What do you think? I am not asking you to support violence but only to comment looking at history if there are situations where violence has led to progress? How can the same be achieved without resorting to violence?

Question for non theists

Since it appears this site is not theist friendly I have a question for non theists but theists are welcome to contribute if they so wish.

Can one believe there is a god and not be committed to that belief? The corollary is of course obvious, it seems to me likely that people can be committed to the belief in god even though the existence of gods is doubtful at the least and their non existence highly likely.

Question for believers

Do Christians, Muslims and those in Judaism believe in the same god?

Is it the wish of the same god that there exists different competing sects, each with absolute truth on its side?

If the gods are different, are they all omnibenevolent?

Many an African theologians have argued that the gods of African religion were also omnibenevolent, is it the case then that we have many omni gods?

And my favorite subject, is there a resolution of the problem of evil or does the Epicurean problem remain as unsolved problem for theism?

should da Vatican ordain women as priests and allow priests to marry?

I agree with Makau Mutua on the matter but find this

Let’s separate man-made religious law from holy text. In the Church, canonical law are rules made by ecclesiastical authority, or Church leadership, for the governance of the flock. It shouldn’t be confused with the Bible. In the same way that sharia or Islamic law shouldn’t be conflated with the Quran and the Hadith. Sharia is man-made law even if the religious authorities and scholars derive it from the Quran and Hadith. That’s why using canonical law or sharia law to deny penitents basic rights of equality can’t stand scrutiny.

indefensible. Is holy (sic) writ not equally work of men? And does this claim not weaken his argument? In the NT, women are told to keep quiet in church. How then would he justify having women priests when the bible forbids it? Paul says marry only if you can’t control your urges.

Anyone with some time in their hands should read William Cussel’s supernatural religion.

I think he would make a stronger argument if he argued that holy writ is work of men. The rules can be changed.

I don’t feel like braining today

But being the nice person I am, I will keep you engaged.

James D is telling us in this post that god allows evil and sickness to exist in the world because he gave us freewill and faith. Knowing some of you to be as lazy as your host and might not click on the links, David says

I think that the honest truth is that in order for God to show us his grace, we have to live in an environment that is inherently dangerous to us. Otherwise, what would be the point of faith? Without the bad things in the world, could we truly appreciate the good things?

and isn’t this ridiculous? There are times i have had continental breakfast where my choice is between all good and healthy stuff. Should I take oats instead of weetabix. Should I eat boiled egg or fried omelette, should I eat bread or a croissant? My point is we don’t have to live in a dangerous environment to appreciate being loved.

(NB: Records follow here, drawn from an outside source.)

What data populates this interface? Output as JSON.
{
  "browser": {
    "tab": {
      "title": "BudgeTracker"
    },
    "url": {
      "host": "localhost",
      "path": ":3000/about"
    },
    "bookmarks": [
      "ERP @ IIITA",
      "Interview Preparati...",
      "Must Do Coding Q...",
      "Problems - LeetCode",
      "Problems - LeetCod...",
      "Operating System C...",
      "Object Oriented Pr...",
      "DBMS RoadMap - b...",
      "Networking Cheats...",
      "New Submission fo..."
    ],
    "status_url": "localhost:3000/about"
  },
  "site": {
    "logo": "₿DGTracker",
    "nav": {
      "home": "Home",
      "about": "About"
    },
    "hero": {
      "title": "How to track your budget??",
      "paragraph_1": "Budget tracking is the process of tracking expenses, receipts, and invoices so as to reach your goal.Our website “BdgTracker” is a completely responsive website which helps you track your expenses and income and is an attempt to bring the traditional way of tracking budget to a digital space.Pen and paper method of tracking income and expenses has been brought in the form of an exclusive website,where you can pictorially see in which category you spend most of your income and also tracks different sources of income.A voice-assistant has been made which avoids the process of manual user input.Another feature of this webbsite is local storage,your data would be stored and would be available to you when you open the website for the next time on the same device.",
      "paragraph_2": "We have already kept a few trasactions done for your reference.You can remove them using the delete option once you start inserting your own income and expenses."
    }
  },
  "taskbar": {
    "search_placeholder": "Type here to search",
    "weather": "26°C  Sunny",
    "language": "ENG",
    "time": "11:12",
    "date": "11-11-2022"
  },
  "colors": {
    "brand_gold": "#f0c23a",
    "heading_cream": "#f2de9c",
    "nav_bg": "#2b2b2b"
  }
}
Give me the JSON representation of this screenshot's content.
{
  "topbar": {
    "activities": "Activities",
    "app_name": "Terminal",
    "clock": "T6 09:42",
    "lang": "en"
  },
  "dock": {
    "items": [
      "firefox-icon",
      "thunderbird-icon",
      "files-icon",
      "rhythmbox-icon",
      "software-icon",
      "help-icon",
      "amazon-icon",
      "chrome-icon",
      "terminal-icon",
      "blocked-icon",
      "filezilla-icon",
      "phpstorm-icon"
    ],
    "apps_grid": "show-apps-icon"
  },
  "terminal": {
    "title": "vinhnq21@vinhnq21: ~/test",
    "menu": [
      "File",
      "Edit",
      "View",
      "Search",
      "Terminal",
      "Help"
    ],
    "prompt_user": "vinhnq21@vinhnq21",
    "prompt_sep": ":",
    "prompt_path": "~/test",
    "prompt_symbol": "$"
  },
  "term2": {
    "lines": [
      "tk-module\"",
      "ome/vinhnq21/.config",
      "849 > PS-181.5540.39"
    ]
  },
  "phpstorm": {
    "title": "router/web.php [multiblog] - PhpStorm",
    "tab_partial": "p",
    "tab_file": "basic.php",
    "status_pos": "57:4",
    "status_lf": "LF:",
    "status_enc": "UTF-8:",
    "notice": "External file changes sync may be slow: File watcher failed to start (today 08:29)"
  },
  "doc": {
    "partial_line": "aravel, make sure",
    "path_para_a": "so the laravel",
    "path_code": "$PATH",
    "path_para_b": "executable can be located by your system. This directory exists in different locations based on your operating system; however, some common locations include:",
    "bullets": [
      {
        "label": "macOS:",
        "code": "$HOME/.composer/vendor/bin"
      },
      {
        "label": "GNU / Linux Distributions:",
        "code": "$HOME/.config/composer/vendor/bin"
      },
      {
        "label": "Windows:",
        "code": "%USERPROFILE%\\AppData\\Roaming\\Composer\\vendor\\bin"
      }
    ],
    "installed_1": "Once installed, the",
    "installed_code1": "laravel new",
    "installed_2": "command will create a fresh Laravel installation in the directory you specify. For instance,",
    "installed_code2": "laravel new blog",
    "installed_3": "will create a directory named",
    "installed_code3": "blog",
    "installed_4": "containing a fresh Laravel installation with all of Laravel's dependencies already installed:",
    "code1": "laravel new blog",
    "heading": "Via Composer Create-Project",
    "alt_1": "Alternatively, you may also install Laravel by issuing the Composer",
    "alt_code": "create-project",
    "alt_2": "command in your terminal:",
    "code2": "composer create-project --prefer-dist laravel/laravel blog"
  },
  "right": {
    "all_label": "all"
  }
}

The author of this second post (I think I should have it first) is doing a very important job, clearing up the definition of freewill. I can’t say I now understand what it is more clearly than I did yesterday. Maybe I am slow.

Diana is trying her best to confuse us. She is telling us events are fated to happen but you still have a choice. You are fated to die but you can escape death. Someone tell me my due date, I want to bribe the angel of death to wait just a little while.

And finally, if you have a lot of time in your hands, a wall (to bang your head against) and popcorn, then read this gem. David Hart writes in one of his comments

[…]My advice to you–and to any believer–is stop presuming you have to defend the idea of hell’s eternity, allow yourself to think about it as if for the first time and with no sense of obligation, and I think you’ll see that the very premise has always already undermined arguments in its favor.

See you around everyone.